▸ WHAT YOU NEED TO DO:
Check every line below for the word "prompt" and copy each one that has it.

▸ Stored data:
# # # #

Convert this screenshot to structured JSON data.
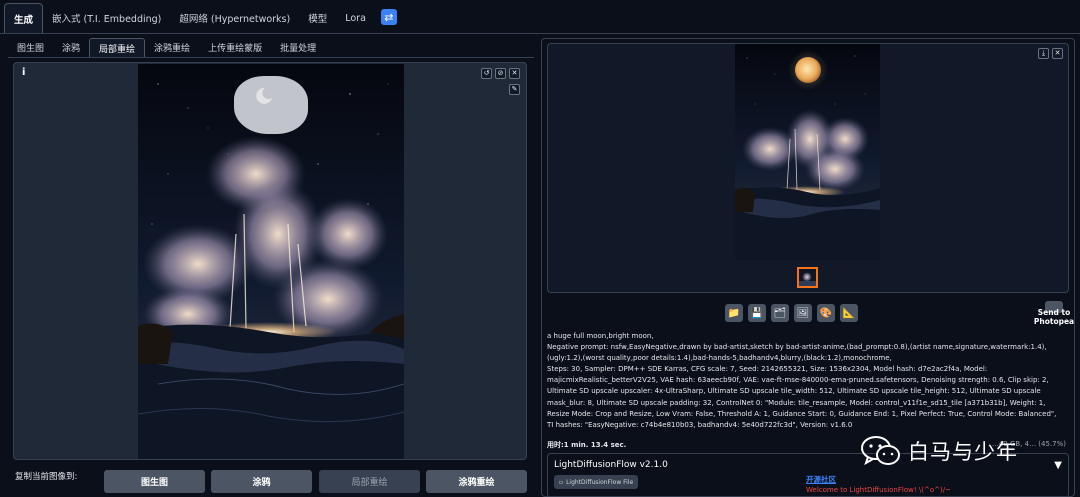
{
  "top_tabs": [
    "生成",
    "嵌入式 (T.I. Embedding)",
    "超网络 (Hypernetworks)",
    "模型",
    "Lora"
  ],
  "sub_tabs": [
    "图生图",
    "涂鸦",
    "局部重绘",
    "涂鸦重绘",
    "上传重绘蒙版",
    "批量处理"
  ],
  "canvas": {
    "info_glyph": "i",
    "tools": [
      "↺",
      "⊘",
      "✕"
    ],
    "brush_glyph": "✎"
  },
  "copy_to": {
    "label": "复制当前图像到:",
    "buttons": [
      "图生图",
      "涂鸦",
      "局部重绘",
      "涂鸦重绘"
    ]
  },
  "gallery": {
    "buttons": [
      "⤓",
      "✕"
    ]
  },
  "actions": {
    "icons": [
      "folder-icon",
      "save-icon",
      "zip-icon",
      "image-icon",
      "palette-icon",
      "ruler-icon"
    ],
    "glyphs": [
      "📁",
      "💾",
      "🗂",
      "🖼",
      "🎨",
      "📐"
    ],
    "send_label": "Send to Photopea"
  },
  "generation_info": {
    "prompt": "a huge full moon,bright moon,",
    "negative": "Negative prompt: nsfw,EasyNegative,drawn by bad-artist,sketch by bad-artist-anime,(bad_prompt:0.8),(artist name,signature,watermark:1.4),(ugly:1.2),(worst quality,poor details:1.4),bad-hands-5,badhandv4,blurry,(black:1.2),monochrome,",
    "params": "Steps: 30, Sampler: DPM++ SDE Karras, CFG scale: 7, Seed: 2142655321, Size: 1536x2304, Model hash: d7e2ac2f4a, Model: majicmixRealistic_betterV2V25, VAE hash: 63aeecb90f, VAE: vae-ft-mse-840000-ema-pruned.safetensors, Denoising strength: 0.6, Clip skip: 2, Ultimate SD upscale upscaler: 4x-UltraSharp, Ultimate SD upscale tile_width: 512, Ultimate SD upscale tile_height: 512, Ultimate SD upscale mask_blur: 8, Ultimate SD upscale padding: 32, ControlNet 0: \"Module: tile_resample, Model: control_v11f1e_sd15_tile [a371b31b], Weight: 1, Resize Mode: Crop and Resize, Low Vram: False, Threshold A: 1, Guidance Start: 0, Guidance End: 1, Pixel Perfect: True, Control Mode: Balanced\", TI hashes: \"EasyNegative: c74b4e810b03, badhandv4: 5e40d722fc3d\", Version: v1.6.0",
    "time": "用时:1 min. 13.4 sec.",
    "memory": "…49 GB, 4… (45.7%)"
  },
  "ldf": {
    "title": "LightDiffusionFlow v2.1.0",
    "file_btn": "LightDiffusionFlow File",
    "link": "开源社区",
    "welcome": "Welcome to LightDiffusionFlow! \\(^o^)/~"
  },
  "watermark": {
    "text": "白马与少年"
  },
  "colors": {
    "accent": "#3b82f6",
    "selected": "#f97316",
    "warning": "#ef4444"
  }
}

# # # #

▸ SOLUTION FOR THIS PROBLEM:
    "prompt": "a huge full moon,bright moon,",
    "negative": "Negative prompt: nsfw,EasyNegative,drawn by bad-artist,sketch by bad-artist-anime,(bad_prompt:0.8),(artist name,signature,watermark:1.4),(ugly:1.2),(worst quality,poor details:1.4),bad-hands-5,badhandv4,blurry,(black:1.2),monochrome,",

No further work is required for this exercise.